The Heat look to avoid a season sweep Tuesday at the hands of the Brooklyn Nets, who have won the previous three meetings between the two teams. Our panel goes 3-on-3:
1. Fact or Fiction: Brooklyn is Miami's biggest potential East threat in playoffs.
Tom Haberstroh: Fiction. Folks, there's still plenty of room left on the Toronto Raptors bandwagon. Hop on. As far as the East goes, the Heat and the Raptors have been in a class by themselves since Rudy Gay got traded in early December. There are two East teams with a point differential over 4.0 and it's the Raptors (plus-4.9) and the Heat (plus-6.6). I'm not convinced Kevin Garnett and Andrei Kirilenko will be healthy in a month.
Michael Wallace: Fiction. Despite how horrible they've been these past couple of weeks, I still believe in the Indiana Pacers and what their track record has revealed over the long haul. Silly me. But their combination of stingy defense, coupled with the nightmare matchup that is Roy Hibbert and the Lance Stephenson wildcard, the Pacers are still the team that causes the Heat more concerns over a seven-game series.

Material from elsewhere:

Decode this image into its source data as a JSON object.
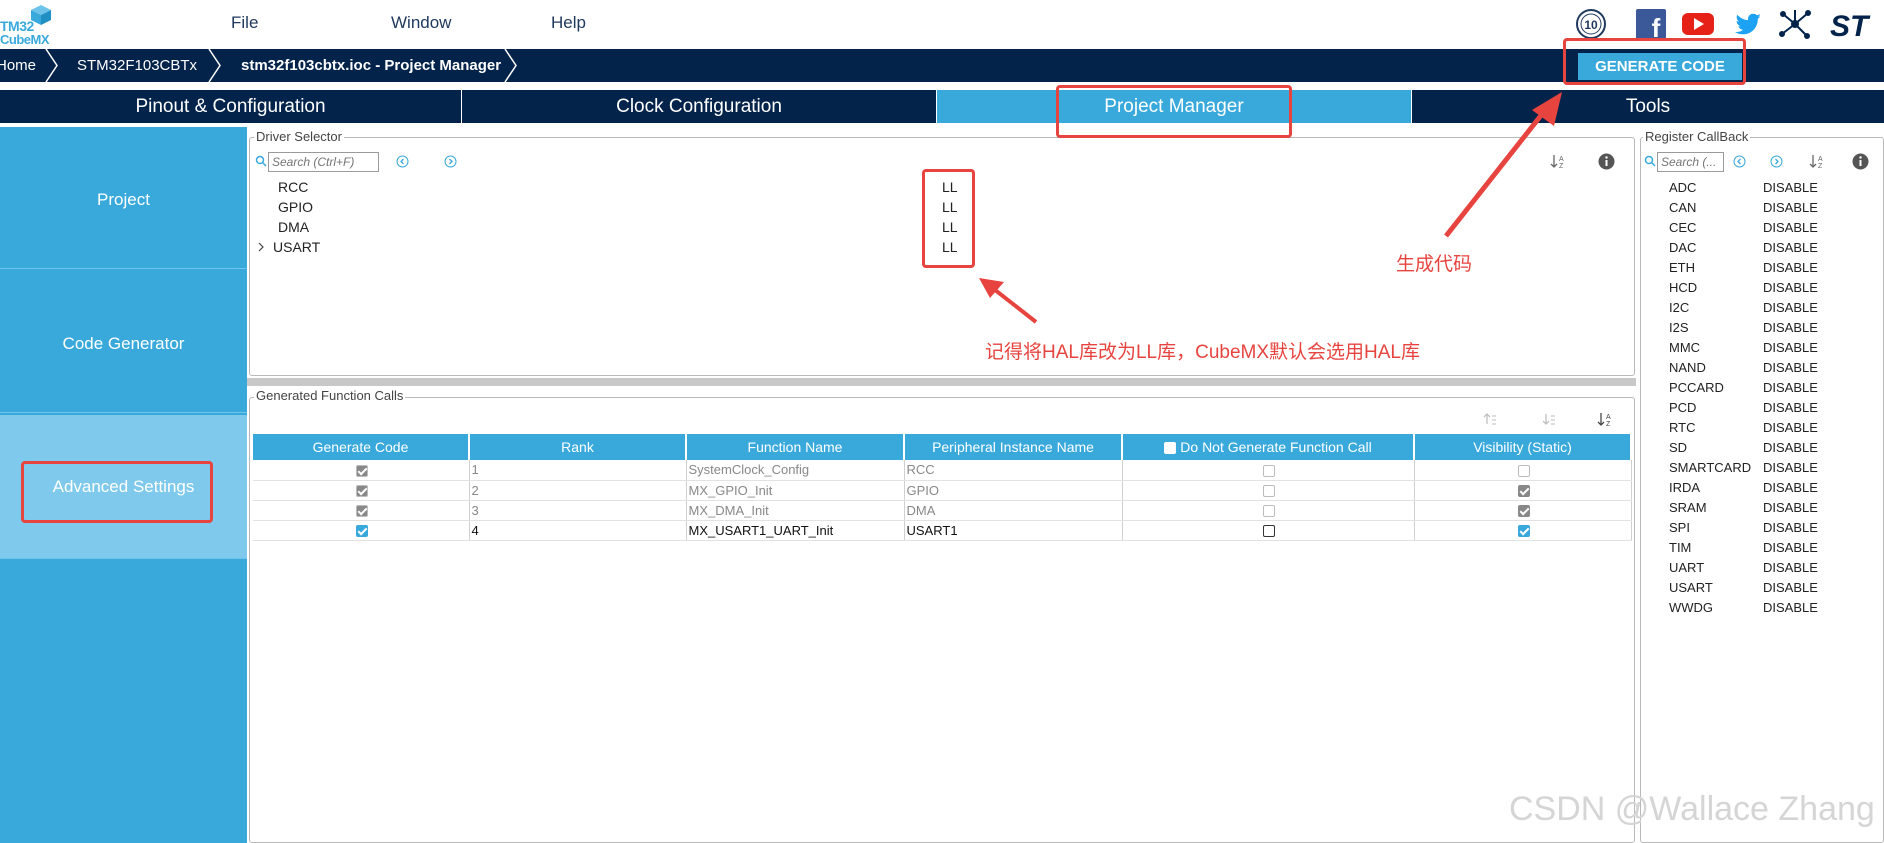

Brian Windhorst: Fiction. I still think it's the Pacers, though I admit my case is not strong. The Nets are a team that is built for a playoff setting but I'm not assuming they're getting past the Bulls if that series ends up taking shape.
2. Fact or Fiction: Dwyane Wade should sit out the rest of the regular season.
Haberstroh: Fiction. I'd probably get him a game or two just to get his timing and in-game conditioning calibrated. We're learning rest is critical to success so I would still hold him out for the majority of the games down the stretch, but a month off seems drastic.
Wallace: Fact. I totally don't subscribe to this theory under normal circumstances, considering it's been obvious the past few weeks that Wade's teammates want to get in at least a couple of games with him on the court before the playoffs. But the bottom line is that the Heat could essentially use a likely first-round matchup against either the Bobcats or the Hawks to work off the rust. If taking another week off gets Wade even 10-percent healthier, then it's worth the risk at this point, all things considered.
Windhorst: Fact, if that hamstring isn't right. Do you know how often the phrase "I made a mistake coming back too early from that hamstring" has been uttered in NBA history? Well, it's a lot. The whole season has been aimed to keep Wade from being banged up. That said, it does seem like he's making progress and he could be back before the postseason.
3. Fact or Fiction: LeBron will score at least 34 for a third consecutive game.
Haberstroh: Fiction. Paul Pierce never takes it easy on James. I see the reigning MVP regressing to the mean and racking up points closer to his scoring average. Last time out, James scored just 19 points against his arch rival so I'll split the difference and say he scores 27 on Tuesday.
Wallace: Fact. If Wade isn't available, LeBron won't have any problem picking up the slack. He's scored 34 and 38 points, respectively, in his past two games. If he pours in at least 34 against Brooklyn, it would be the first time this season he's reached that total in three straight contests. LeBron certainly has been more aggressive of late, having launched at least 20 field goal attempts and 10 free throws in three of the past four games. It seems as if he's totally adjusted to the heavier burden and now thrives on it.
Windhorst: Fiction. LeBron's averaged 27 points, roughly his career average, against the Nets this season (though he did have a 36-point game). So I'll play the averages and predict about that total for him. Also, the Nets defense and especially Paul Pierce -- Google Pierceitis -- have been performing well at that end.